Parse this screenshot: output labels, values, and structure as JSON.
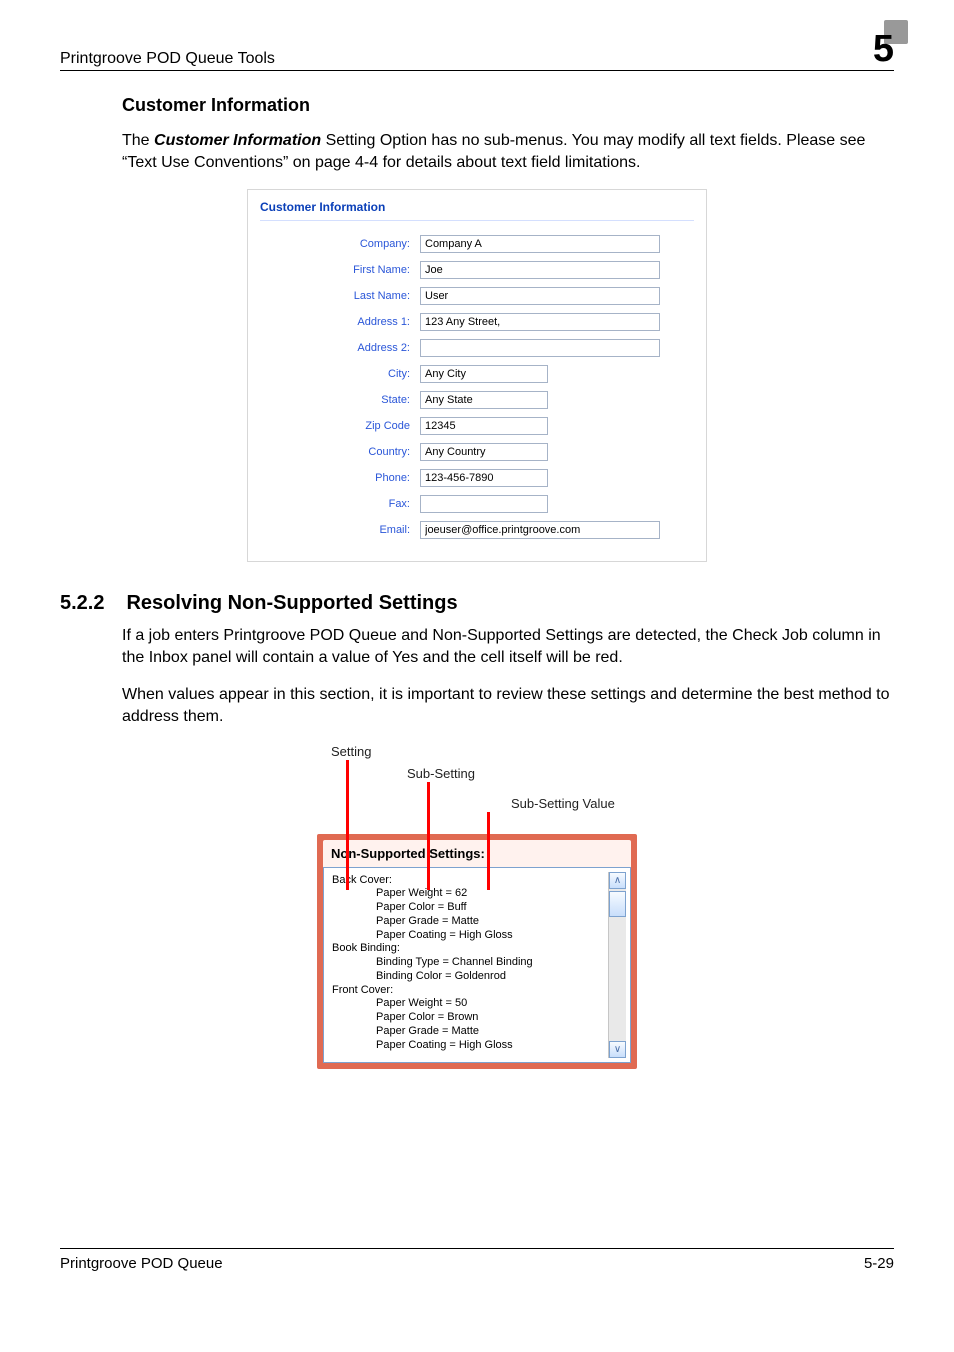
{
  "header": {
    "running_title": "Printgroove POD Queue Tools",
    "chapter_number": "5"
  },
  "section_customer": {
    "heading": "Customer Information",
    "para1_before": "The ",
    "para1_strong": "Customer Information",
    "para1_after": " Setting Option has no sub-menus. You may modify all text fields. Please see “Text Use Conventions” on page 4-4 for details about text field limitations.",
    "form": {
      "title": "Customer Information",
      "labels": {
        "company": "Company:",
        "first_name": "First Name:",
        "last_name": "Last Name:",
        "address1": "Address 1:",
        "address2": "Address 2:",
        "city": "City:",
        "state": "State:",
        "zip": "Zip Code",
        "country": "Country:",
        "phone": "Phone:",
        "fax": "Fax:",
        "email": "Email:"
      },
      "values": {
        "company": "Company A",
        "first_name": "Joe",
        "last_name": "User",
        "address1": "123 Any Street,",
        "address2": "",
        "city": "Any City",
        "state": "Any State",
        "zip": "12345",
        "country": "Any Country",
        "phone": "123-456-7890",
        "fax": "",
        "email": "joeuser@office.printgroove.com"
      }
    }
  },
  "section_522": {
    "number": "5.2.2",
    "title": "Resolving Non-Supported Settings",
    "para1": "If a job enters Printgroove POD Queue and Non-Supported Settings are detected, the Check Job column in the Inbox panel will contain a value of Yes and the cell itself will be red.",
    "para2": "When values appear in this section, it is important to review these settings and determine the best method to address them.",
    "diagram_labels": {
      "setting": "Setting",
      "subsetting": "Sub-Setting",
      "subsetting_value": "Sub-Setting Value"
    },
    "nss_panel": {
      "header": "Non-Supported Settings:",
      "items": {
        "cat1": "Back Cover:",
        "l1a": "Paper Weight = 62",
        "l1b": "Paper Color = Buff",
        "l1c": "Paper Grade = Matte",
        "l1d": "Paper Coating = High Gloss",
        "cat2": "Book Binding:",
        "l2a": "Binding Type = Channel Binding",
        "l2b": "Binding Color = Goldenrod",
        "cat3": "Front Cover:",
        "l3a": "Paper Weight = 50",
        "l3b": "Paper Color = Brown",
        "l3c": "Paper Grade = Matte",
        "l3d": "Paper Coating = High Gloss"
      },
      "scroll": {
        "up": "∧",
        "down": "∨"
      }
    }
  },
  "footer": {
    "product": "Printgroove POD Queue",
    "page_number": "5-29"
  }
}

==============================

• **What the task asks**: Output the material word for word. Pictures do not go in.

• **The answer**:
Parse this screenshot: output labels, values, and structure as JSON.
{
  "header": {
    "running_title": "Printgroove POD Queue Tools",
    "chapter_number": "5"
  },
  "section_customer": {
    "heading": "Customer Information",
    "para1_before": "The ",
    "para1_strong": "Customer Information",
    "para1_after": " Setting Option has no sub-menus. You may modify all text fields. Please see “Text Use Conventions” on page 4-4 for details about text field limitations.",
    "form": {
      "title": "Customer Information",
      "labels": {
        "company": "Company:",
        "first_name": "First Name:",
        "last_name": "Last Name:",
        "address1": "Address 1:",
        "address2": "Address 2:",
        "city": "City:",
        "state": "State:",
        "zip": "Zip Code",
        "country": "Country:",
        "phone": "Phone:",
        "fax": "Fax:",
        "email": "Email:"
      },
      "values": {
        "company": "Company A",
        "first_name": "Joe",
        "last_name": "User",
        "address1": "123 Any Street,",
        "address2": "",
        "city": "Any City",
        "state": "Any State",
        "zip": "12345",
        "country": "Any Country",
        "phone": "123-456-7890",
        "fax": "",
        "email": "joeuser@office.printgroove.com"
      }
    }
  },
  "section_522": {
    "number": "5.2.2",
    "title": "Resolving Non-Supported Settings",
    "para1": "If a job enters Printgroove POD Queue and Non-Supported Settings are detected, the Check Job column in the Inbox panel will contain a value of Yes and the cell itself will be red.",
    "para2": "When values appear in this section, it is important to review these settings and determine the best method to address them.",
    "diagram_labels": {
      "setting": "Setting",
      "subsetting": "Sub-Setting",
      "subsetting_value": "Sub-Setting Value"
    },
    "nss_panel": {
      "header": "Non-Supported Settings:",
      "items": {
        "cat1": "Back Cover:",
        "l1a": "Paper Weight = 62",
        "l1b": "Paper Color = Buff",
        "l1c": "Paper Grade = Matte",
        "l1d": "Paper Coating = High Gloss",
        "cat2": "Book Binding:",
        "l2a": "Binding Type = Channel Binding",
        "l2b": "Binding Color = Goldenrod",
        "cat3": "Front Cover:",
        "l3a": "Paper Weight = 50",
        "l3b": "Paper Color = Brown",
        "l3c": "Paper Grade = Matte",
        "l3d": "Paper Coating = High Gloss"
      },
      "scroll": {
        "up": "∧",
        "down": "∨"
      }
    }
  },
  "footer": {
    "product": "Printgroove POD Queue",
    "page_number": "5-29"
  }
}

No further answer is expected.